DIRECTIONS FOR THIS TASK
Among the following entries, count the lines that contain "title" and report only the result.
---------------
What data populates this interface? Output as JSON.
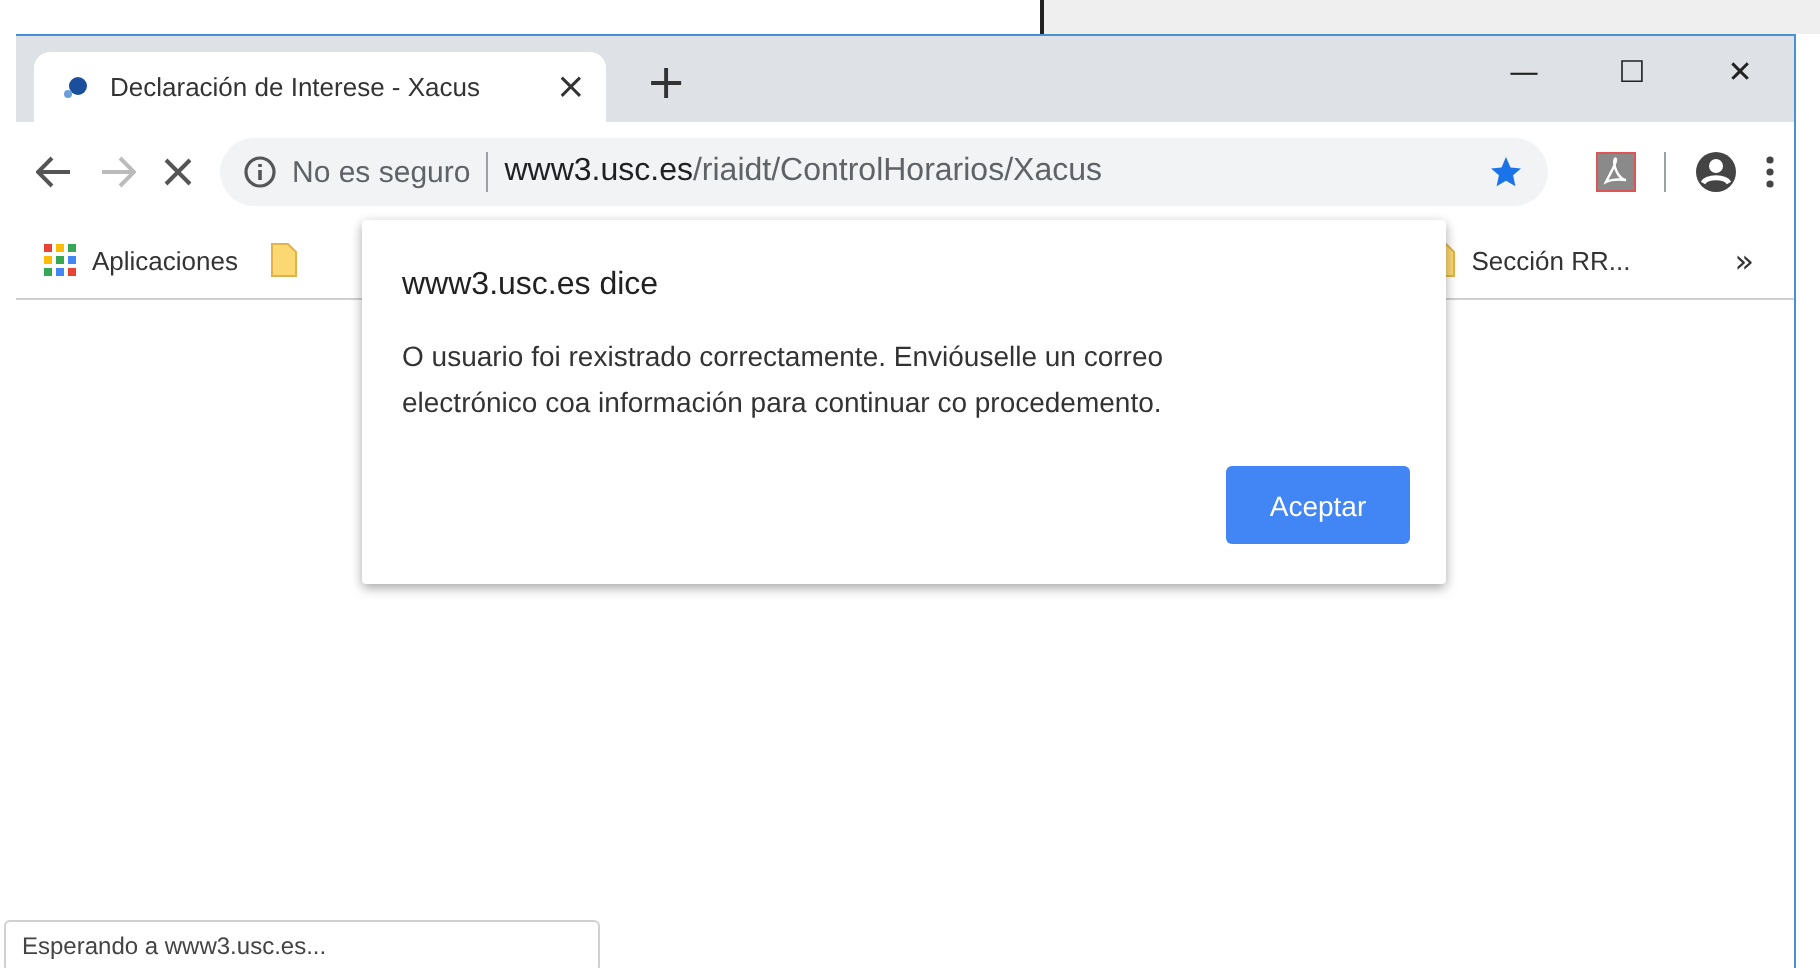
{
  "tab": {
    "title": "Declaración de Interese - Xacus",
    "close": "×",
    "new_tab": "+"
  },
  "window_controls": {
    "minimize": "—",
    "maximize": "☐",
    "close": "✕"
  },
  "address_bar": {
    "security_label": "No es seguro",
    "url_host": "www3.usc.es",
    "url_path": "/riaidt/ControlHorarios/Xacus",
    "bookmarked": true
  },
  "bookmarks": {
    "items": [
      {
        "kind": "apps",
        "label": "Aplicaciones"
      },
      {
        "kind": "folder"
      },
      {
        "kind": "folder",
        "label": "Sección RR..."
      }
    ],
    "more": "»"
  },
  "dialog": {
    "title": "www3.usc.es dice",
    "message": "O usuario foi rexistrado correctamente. Envióuselle un correo electrónico coa información para continuar co procedemento.",
    "button": "Aceptar"
  },
  "status_bubble": "Esperando a www3.usc.es..."
}
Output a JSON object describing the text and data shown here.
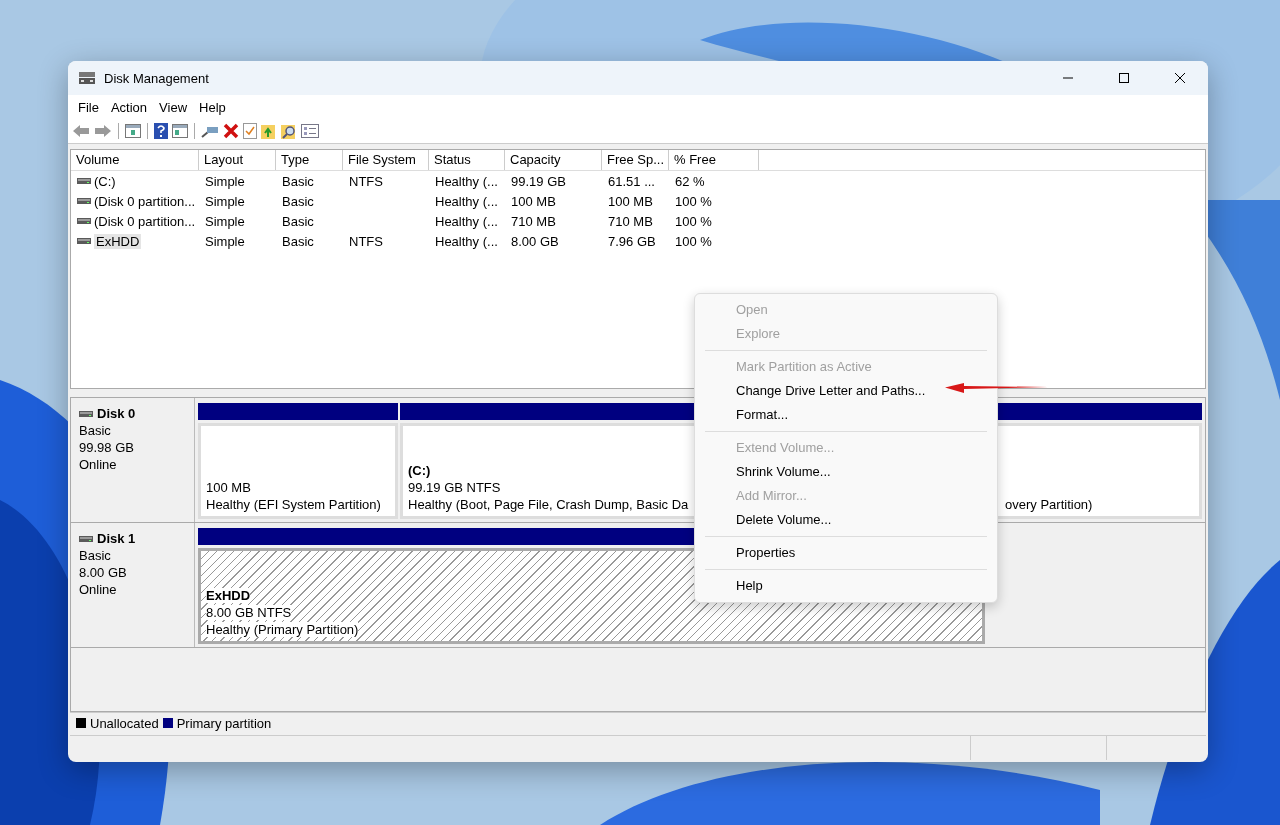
{
  "window": {
    "title": "Disk Management"
  },
  "menu_bar": [
    "File",
    "Action",
    "View",
    "Help"
  ],
  "volume_list": {
    "columns": [
      "Volume",
      "Layout",
      "Type",
      "File System",
      "Status",
      "Capacity",
      "Free Sp...",
      "% Free"
    ],
    "rows": [
      {
        "cells": [
          "(C:)",
          "Simple",
          "Basic",
          "NTFS",
          "Healthy (...",
          "99.19 GB",
          "61.51 ...",
          "62 %"
        ],
        "selected": false
      },
      {
        "cells": [
          "(Disk 0 partition...",
          "Simple",
          "Basic",
          "",
          "Healthy (...",
          "100 MB",
          "100 MB",
          "100 %"
        ],
        "selected": false
      },
      {
        "cells": [
          "(Disk 0 partition...",
          "Simple",
          "Basic",
          "",
          "Healthy (...",
          "710 MB",
          "710 MB",
          "100 %"
        ],
        "selected": false
      },
      {
        "cells": [
          "ExHDD",
          "Simple",
          "Basic",
          "NTFS",
          "Healthy (...",
          "8.00 GB",
          "7.96 GB",
          "100 %"
        ],
        "selected": true
      }
    ]
  },
  "disks": [
    {
      "name": "Disk 0",
      "type": "Basic",
      "size": "99.98 GB",
      "status": "Online",
      "partitions": [
        {
          "size": "100 MB",
          "status": "Healthy (EFI System Partition)",
          "selected": false
        },
        {
          "name": "(C:)",
          "size": "99.19 GB NTFS",
          "status": "Healthy (Boot, Page File, Crash Dump, Basic Da",
          "selected": false
        },
        {
          "status": "overy Partition)",
          "selected": false
        }
      ]
    },
    {
      "name": "Disk 1",
      "type": "Basic",
      "size": "8.00 GB",
      "status": "Online",
      "partitions": [
        {
          "name": "ExHDD",
          "size": "8.00 GB NTFS",
          "status": "Healthy (Primary Partition)",
          "selected": true
        }
      ]
    }
  ],
  "legend": [
    {
      "label": "Unallocated",
      "color": "#000000"
    },
    {
      "label": "Primary partition",
      "color": "#000080"
    }
  ],
  "context_menu": [
    [
      {
        "label": "Open",
        "disabled": true
      },
      {
        "label": "Explore",
        "disabled": true
      }
    ],
    [
      {
        "label": "Mark Partition as Active",
        "disabled": true
      },
      {
        "label": "Change Drive Letter and Paths...",
        "disabled": false
      },
      {
        "label": "Format...",
        "disabled": false
      }
    ],
    [
      {
        "label": "Extend Volume...",
        "disabled": true
      },
      {
        "label": "Shrink Volume...",
        "disabled": false
      },
      {
        "label": "Add Mirror...",
        "disabled": true
      },
      {
        "label": "Delete Volume...",
        "disabled": false
      }
    ],
    [
      {
        "label": "Properties",
        "disabled": false
      }
    ],
    [
      {
        "label": "Help",
        "disabled": false
      }
    ]
  ]
}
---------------
OUTPUT BELOW
3